■ **App and web page records**
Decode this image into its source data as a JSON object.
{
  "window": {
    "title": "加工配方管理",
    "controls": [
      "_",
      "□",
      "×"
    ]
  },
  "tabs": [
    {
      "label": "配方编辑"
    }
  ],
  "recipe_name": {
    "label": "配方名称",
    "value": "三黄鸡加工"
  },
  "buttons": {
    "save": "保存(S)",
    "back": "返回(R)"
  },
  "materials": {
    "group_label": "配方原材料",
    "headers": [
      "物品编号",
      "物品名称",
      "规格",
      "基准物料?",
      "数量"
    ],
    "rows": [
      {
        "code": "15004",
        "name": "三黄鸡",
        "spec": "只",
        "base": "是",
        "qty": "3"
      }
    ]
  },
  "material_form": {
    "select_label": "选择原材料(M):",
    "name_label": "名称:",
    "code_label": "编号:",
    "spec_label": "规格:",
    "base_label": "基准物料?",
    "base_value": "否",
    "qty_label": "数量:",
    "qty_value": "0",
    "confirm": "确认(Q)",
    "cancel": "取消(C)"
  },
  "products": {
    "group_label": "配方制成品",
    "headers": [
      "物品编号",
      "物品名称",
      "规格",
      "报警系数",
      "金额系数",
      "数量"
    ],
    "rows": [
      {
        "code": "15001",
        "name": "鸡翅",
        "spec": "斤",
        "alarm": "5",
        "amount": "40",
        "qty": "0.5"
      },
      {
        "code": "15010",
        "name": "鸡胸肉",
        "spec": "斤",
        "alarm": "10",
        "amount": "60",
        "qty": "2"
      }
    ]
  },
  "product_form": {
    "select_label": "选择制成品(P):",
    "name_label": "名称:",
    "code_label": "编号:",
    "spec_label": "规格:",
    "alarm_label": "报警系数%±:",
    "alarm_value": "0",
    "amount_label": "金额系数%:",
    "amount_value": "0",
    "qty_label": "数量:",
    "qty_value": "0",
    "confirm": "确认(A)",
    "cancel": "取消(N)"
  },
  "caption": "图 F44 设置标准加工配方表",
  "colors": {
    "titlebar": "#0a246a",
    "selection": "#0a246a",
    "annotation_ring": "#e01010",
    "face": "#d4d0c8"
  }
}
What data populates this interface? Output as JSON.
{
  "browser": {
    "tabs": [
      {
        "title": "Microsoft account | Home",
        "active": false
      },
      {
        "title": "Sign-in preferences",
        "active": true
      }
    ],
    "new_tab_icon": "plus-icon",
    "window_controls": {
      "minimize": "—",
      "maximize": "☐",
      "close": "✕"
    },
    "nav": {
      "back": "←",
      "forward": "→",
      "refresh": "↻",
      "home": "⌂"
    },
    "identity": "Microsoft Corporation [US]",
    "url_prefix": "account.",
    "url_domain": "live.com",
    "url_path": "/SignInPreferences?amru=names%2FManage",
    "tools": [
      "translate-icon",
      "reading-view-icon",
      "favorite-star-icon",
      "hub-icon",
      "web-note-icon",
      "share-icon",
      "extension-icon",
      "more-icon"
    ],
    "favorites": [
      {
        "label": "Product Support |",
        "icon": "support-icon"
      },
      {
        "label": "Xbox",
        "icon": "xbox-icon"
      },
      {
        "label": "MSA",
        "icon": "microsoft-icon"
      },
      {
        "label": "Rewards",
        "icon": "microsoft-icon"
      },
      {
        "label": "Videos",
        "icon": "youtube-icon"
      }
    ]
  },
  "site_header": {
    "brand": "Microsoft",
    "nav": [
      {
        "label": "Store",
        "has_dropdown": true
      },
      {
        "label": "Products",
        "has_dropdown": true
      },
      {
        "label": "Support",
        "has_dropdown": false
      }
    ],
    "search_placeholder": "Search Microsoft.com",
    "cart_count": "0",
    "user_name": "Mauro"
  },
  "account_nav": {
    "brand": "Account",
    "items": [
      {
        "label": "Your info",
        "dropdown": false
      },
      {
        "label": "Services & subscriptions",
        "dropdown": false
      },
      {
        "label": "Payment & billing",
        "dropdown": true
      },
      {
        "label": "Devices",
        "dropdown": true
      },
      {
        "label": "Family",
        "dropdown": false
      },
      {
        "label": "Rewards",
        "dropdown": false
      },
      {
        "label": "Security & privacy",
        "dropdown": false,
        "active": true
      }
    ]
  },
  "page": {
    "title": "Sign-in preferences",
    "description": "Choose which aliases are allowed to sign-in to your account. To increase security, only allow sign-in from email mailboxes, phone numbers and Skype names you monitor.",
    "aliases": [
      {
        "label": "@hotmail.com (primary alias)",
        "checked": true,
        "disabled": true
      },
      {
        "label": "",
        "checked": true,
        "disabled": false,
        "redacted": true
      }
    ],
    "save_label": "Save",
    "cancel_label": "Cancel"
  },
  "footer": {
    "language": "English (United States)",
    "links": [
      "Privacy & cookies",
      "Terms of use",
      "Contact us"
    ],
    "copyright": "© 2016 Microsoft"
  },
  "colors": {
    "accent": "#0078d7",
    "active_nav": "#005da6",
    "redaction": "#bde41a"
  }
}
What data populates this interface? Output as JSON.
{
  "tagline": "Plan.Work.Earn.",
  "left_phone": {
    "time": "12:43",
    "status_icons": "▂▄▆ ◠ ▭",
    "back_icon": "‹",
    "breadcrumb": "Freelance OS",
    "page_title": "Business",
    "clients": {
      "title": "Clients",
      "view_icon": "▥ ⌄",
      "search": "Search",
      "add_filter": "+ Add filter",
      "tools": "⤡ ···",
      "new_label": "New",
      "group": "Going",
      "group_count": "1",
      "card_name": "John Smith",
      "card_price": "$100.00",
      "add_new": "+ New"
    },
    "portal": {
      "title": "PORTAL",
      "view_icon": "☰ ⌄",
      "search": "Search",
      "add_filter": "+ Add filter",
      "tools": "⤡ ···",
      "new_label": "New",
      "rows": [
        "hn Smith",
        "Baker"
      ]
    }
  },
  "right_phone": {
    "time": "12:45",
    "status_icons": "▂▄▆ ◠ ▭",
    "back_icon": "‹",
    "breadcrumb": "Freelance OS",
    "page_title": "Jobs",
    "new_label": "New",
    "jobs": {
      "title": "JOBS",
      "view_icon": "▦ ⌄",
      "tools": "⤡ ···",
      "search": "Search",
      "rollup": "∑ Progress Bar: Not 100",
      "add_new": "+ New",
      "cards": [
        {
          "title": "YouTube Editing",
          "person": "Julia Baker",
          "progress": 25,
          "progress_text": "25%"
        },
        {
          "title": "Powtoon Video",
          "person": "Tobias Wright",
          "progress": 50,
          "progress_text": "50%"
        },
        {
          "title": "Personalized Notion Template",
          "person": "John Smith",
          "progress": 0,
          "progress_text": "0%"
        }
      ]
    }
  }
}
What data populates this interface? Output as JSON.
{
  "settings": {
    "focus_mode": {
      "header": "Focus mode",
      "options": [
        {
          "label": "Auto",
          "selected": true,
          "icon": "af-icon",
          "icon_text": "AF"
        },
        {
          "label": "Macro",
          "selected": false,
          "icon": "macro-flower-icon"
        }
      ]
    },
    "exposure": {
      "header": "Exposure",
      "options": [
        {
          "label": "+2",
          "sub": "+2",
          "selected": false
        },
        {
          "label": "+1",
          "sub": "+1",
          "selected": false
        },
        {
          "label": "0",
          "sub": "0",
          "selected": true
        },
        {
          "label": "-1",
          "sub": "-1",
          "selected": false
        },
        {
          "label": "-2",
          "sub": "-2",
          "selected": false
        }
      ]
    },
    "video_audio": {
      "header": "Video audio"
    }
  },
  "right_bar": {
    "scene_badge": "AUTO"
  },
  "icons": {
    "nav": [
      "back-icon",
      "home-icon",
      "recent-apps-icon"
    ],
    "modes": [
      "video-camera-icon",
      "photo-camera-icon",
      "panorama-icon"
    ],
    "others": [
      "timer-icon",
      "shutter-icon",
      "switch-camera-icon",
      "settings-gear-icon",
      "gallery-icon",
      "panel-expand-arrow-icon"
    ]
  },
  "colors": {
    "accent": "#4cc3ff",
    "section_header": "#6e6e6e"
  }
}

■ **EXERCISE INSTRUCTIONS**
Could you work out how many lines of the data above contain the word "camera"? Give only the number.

■ **RESULT OF THIS EXERCISE**
3